AnninGlos Report 17 Oct 2020 10:33

Tawney it must have been so good to know that she now as an adult has a good life and that she was happy with the aunt. I read but didn’t respond but realised what a kinship career was although, even having been foster parents I had not come across the term. Do you know what happened to the youngest child?


Tawny Report 17 Oct 2020 10:28

I know all the ins and outs of the case and removing the children was entirely the right decision. I know they also had to give mum another chance it’s just sad that addictions caused mum to fail.


JoyLouise Report 17 Oct 2020 10:05

As we thought, Kath - the use of 'kin' was the giveaway for me, as I expect it was for you.

I read it properly so I must be wide awake this morning as I did not even have to resort to asking the senior social worker in my family who, when pregnant, was switched to handling under-two cases which she detested.

Tawny, some people have to make decisions that not all will be happy with but the wellbeing of the child is always paramount.


Tawny Report 17 Oct 2020 09:56

I met the older child yesterday and now she’s an adult with a loving partner and children of her own. They got to remain with their aunt but sadly for their mum her problems continued to consume her and she died a couple of years later.

She gave me permission to tell her story and said she was so glad people listened to that 8 year old when she said she didn’t want to go back to her mum because it gave a stable upbringing with dinner every night, clean clothes for school and help with homework when needed. That’s what she wants all children to have as a given in their lives not a luxury.


Tawny Report 17 Oct 2020 09:45

When social services determines a child needs to be removed from the family home they will usually try and place them with a foster family. Sometimes it may be that someone from the wider family aunt, uncle, grandparent and in this case mother’s aunt may be willing and able to take the child/children in and they are known as kinship carers.

In the case I mentioned above the mother was beginning to get some access to the children again who were aged 8 and 4 at the time and was allowed them overnight on the understanding that they were in school/nursery or back to the aunt’s house by lunchtime. Up to this point the older child had defended their mother to the hilt. The child realised that day though that she loved the stability of living with her aunt that she didn’t want to go back to her mum. Mum’s life was still chaotic involving substance abuse and lots of boyfriends.


KathleenBell Report 17 Oct 2020 09:05

That's what I thought too Joy.

I agree it is utterly devastating but I'm also sure that at the time it was the best thing for the child and hopefully the mother got the help she needed too.

Some children have very difficult lives and they deserve better.

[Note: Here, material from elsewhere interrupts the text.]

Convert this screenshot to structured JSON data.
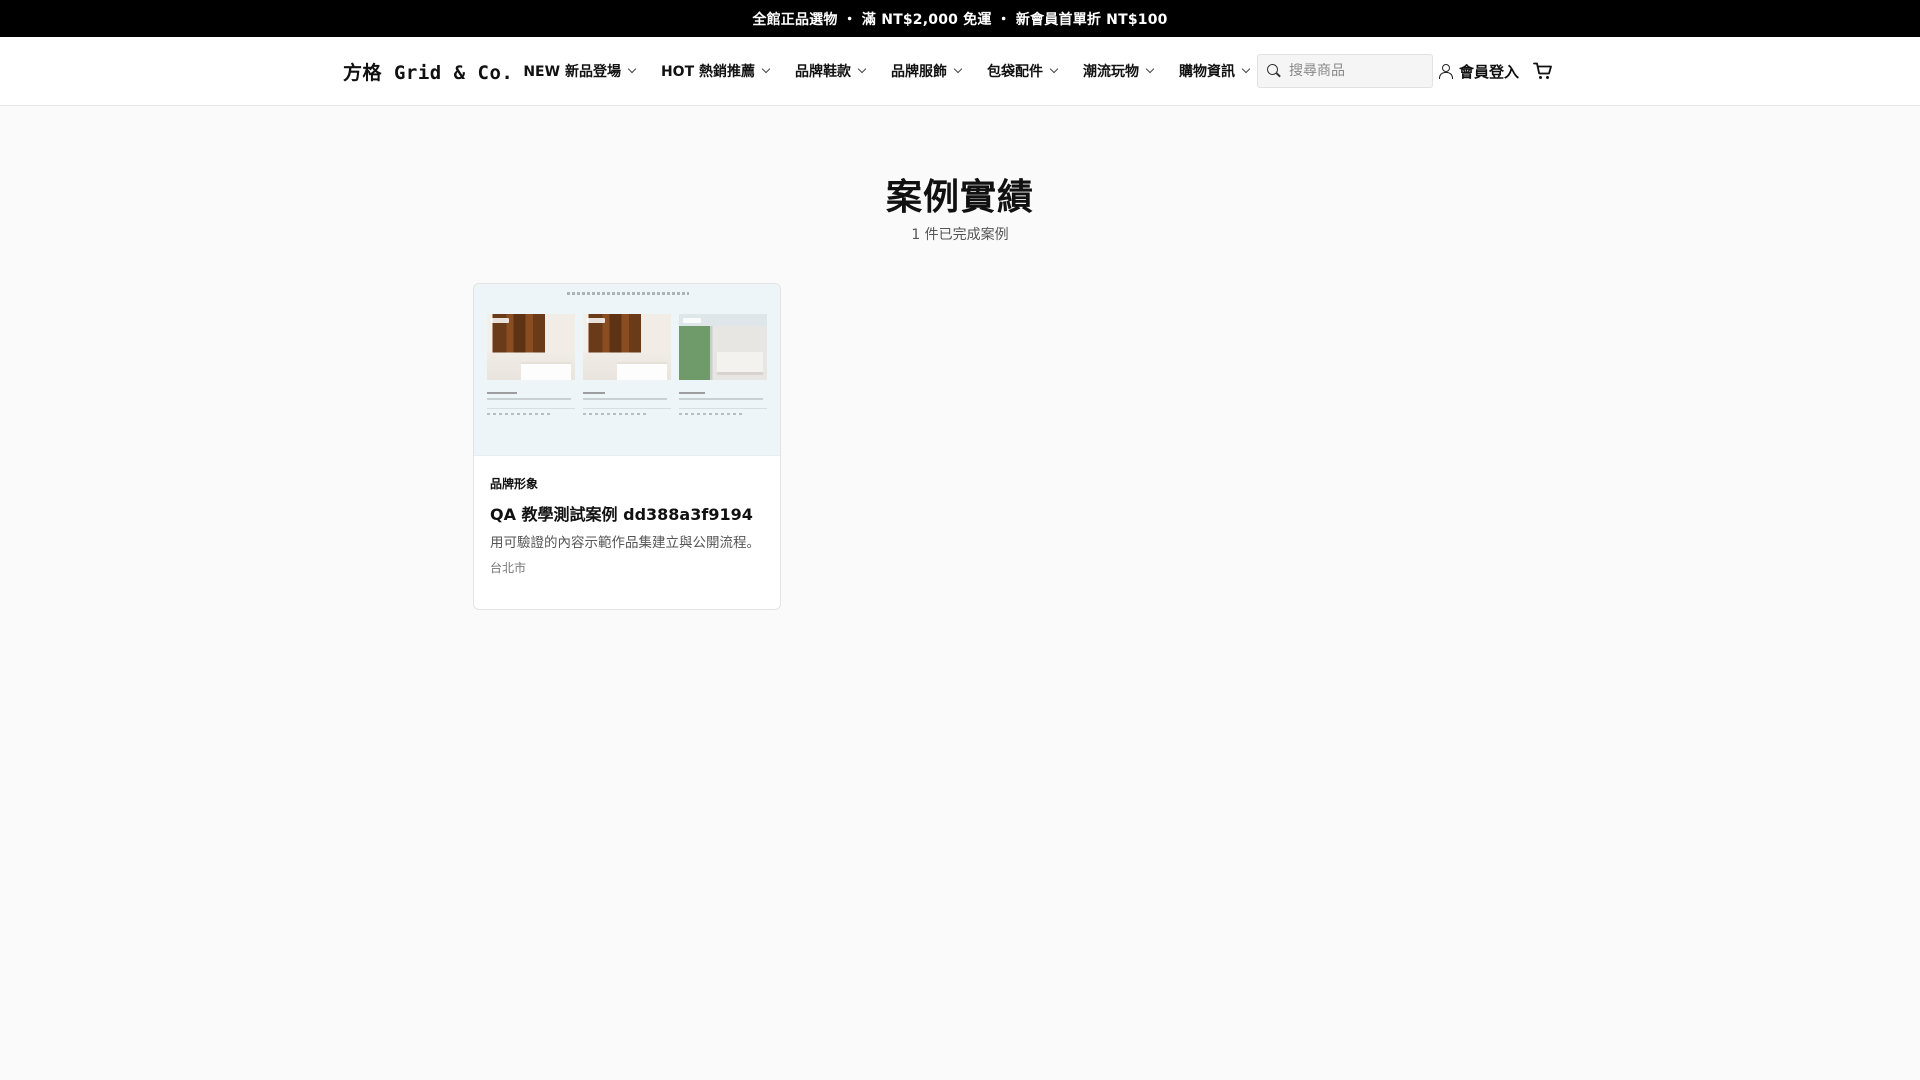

Kath. x


JoyLouise Report 17 Oct 2020 08:53

I took kinship carer to mean a relative, such as a grandmother or aunt for example. Am I wrong?

Purple **^*Sparkly*^** Diamond

Purple **^*Sparkly*^** Diamond Report 17 Oct 2020 08:29

Sorry Tawny, I don't understand this. What is a kinship carer? Did they persuade the child to talk to Social Services?

It depends on why the mother is sleeping - is she ill, exhausted, on drugs/alcohol! Was the child not being fed, well clothed etc etc?



Tawny Report 16 Oct 2020 23:00

Of course I will never reveal the full details but it is utterly heartbreaking to see a young child effectively turn their parent in by telling social services everything. The child then aged 8 walked to school themselves because mummy was “asleep” on the kitchen table. The child turned their mother in because the kinship carer gave them dinner every night, clean clothes every day and help with their homework. Things that my brownies like children should take for granted. What world is it when this is what children want most and will turn their parents in for it?